[Saved data entries]
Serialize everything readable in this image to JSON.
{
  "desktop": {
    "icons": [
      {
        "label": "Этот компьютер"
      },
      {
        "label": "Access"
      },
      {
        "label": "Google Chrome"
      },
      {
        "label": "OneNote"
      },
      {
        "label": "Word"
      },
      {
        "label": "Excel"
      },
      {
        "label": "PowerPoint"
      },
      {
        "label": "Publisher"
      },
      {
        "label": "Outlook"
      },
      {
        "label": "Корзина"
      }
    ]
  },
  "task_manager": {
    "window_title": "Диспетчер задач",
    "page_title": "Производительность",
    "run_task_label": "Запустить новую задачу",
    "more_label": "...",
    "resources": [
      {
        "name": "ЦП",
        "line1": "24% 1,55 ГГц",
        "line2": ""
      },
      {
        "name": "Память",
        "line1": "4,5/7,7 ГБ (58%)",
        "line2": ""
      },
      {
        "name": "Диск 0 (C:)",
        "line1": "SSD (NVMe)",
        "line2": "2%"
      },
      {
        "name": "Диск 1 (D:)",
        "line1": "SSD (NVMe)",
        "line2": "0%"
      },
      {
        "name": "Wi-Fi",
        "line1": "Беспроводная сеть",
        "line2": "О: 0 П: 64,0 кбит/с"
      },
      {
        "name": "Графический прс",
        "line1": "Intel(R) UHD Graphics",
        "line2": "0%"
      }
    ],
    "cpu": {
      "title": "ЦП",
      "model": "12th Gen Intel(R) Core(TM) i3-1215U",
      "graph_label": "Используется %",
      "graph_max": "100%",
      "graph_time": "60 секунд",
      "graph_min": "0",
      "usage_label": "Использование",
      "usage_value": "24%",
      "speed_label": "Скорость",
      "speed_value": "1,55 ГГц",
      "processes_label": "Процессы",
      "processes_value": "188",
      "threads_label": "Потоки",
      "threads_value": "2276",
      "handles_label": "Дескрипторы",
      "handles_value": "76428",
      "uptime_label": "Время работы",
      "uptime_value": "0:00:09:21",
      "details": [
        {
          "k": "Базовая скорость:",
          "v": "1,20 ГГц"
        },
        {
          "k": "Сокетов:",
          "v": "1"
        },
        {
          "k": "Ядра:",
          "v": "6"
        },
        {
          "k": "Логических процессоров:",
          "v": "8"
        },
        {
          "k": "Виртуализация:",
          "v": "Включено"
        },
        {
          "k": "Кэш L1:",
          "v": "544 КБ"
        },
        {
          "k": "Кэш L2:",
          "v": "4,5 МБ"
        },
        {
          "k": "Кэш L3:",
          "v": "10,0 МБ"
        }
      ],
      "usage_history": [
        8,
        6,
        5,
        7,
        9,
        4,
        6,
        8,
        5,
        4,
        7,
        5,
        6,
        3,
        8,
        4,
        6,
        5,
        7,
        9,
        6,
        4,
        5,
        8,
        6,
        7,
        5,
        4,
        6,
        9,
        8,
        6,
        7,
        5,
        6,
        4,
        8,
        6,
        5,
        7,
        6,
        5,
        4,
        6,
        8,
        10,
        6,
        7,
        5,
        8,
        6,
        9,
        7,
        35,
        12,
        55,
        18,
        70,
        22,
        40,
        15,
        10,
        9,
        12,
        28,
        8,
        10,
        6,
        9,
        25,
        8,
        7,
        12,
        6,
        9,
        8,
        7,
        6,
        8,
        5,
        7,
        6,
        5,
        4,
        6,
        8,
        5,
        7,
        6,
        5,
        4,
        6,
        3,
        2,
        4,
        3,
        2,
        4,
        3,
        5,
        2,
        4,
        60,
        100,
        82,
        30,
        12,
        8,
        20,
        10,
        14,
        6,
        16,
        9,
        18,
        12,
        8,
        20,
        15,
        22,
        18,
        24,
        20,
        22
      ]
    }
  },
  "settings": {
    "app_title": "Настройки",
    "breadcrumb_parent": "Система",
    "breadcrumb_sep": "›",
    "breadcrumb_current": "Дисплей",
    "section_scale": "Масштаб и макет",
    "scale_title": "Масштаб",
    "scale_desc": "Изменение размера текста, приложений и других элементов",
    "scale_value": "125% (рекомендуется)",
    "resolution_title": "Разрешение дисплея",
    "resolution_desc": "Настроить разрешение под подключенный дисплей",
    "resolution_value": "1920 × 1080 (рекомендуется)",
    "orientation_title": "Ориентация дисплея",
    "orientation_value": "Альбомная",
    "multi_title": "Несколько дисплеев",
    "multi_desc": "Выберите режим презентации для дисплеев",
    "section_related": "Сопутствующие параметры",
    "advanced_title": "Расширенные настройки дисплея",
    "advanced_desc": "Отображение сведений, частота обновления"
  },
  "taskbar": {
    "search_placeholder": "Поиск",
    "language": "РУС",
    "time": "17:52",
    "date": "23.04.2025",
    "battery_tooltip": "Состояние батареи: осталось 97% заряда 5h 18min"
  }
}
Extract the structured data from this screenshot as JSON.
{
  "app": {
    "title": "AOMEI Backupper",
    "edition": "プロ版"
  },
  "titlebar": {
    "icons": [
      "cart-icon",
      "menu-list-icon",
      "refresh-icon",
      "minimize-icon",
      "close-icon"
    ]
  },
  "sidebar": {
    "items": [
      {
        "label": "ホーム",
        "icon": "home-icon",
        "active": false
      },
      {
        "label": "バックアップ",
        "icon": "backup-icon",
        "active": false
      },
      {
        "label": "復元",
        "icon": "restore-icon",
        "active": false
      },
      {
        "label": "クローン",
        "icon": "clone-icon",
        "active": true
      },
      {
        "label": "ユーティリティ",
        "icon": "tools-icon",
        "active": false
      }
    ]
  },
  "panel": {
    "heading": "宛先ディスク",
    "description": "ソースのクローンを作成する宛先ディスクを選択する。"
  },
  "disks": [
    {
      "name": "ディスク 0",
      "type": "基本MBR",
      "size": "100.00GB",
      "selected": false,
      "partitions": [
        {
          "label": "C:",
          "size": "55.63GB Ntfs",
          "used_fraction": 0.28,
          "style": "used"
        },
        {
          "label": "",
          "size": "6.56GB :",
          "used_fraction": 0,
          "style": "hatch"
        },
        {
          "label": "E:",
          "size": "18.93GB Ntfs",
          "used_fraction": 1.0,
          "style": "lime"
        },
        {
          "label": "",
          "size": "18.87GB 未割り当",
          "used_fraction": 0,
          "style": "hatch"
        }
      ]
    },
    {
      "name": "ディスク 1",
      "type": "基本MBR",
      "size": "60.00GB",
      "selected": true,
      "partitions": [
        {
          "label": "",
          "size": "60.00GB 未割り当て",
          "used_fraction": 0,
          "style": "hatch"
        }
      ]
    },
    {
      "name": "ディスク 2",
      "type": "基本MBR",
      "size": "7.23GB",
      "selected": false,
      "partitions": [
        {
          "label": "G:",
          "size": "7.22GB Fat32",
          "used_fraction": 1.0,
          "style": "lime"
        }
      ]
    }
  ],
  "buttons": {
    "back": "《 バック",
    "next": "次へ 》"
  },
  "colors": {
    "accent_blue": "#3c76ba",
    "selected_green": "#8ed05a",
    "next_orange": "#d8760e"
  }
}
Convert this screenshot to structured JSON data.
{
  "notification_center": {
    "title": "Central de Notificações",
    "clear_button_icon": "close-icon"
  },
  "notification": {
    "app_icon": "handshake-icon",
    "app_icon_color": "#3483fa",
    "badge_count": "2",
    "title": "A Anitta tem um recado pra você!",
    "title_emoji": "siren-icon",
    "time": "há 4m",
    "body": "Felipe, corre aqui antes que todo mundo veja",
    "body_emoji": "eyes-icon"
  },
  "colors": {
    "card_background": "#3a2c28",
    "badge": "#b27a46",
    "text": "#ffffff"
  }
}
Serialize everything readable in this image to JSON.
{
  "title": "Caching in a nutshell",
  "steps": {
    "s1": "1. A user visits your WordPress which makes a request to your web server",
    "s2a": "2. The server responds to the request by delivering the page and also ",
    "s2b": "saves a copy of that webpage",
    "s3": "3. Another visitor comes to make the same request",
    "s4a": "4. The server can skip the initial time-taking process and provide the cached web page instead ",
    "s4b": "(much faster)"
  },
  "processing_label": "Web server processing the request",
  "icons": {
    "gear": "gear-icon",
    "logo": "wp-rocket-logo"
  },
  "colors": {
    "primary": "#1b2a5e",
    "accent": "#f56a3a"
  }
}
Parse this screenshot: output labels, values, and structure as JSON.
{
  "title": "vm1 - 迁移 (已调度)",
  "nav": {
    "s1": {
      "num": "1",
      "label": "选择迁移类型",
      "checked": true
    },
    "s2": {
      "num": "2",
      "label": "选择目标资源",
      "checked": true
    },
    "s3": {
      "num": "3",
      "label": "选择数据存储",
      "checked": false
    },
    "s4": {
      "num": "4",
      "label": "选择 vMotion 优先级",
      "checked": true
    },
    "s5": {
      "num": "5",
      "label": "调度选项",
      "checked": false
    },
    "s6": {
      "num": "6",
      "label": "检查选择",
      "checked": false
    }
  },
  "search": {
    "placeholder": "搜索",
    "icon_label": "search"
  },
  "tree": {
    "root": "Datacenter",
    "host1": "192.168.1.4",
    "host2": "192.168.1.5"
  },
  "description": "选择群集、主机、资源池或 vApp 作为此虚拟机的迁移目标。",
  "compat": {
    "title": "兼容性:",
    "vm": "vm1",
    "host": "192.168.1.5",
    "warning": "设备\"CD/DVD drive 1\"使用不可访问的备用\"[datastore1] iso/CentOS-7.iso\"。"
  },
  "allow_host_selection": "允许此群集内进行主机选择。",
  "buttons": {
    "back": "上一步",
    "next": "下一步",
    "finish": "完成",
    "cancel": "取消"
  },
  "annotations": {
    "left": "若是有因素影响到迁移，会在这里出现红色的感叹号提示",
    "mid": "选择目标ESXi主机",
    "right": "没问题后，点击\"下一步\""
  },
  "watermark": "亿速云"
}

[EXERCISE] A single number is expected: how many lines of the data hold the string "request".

[SOLVED PROBLEM] 4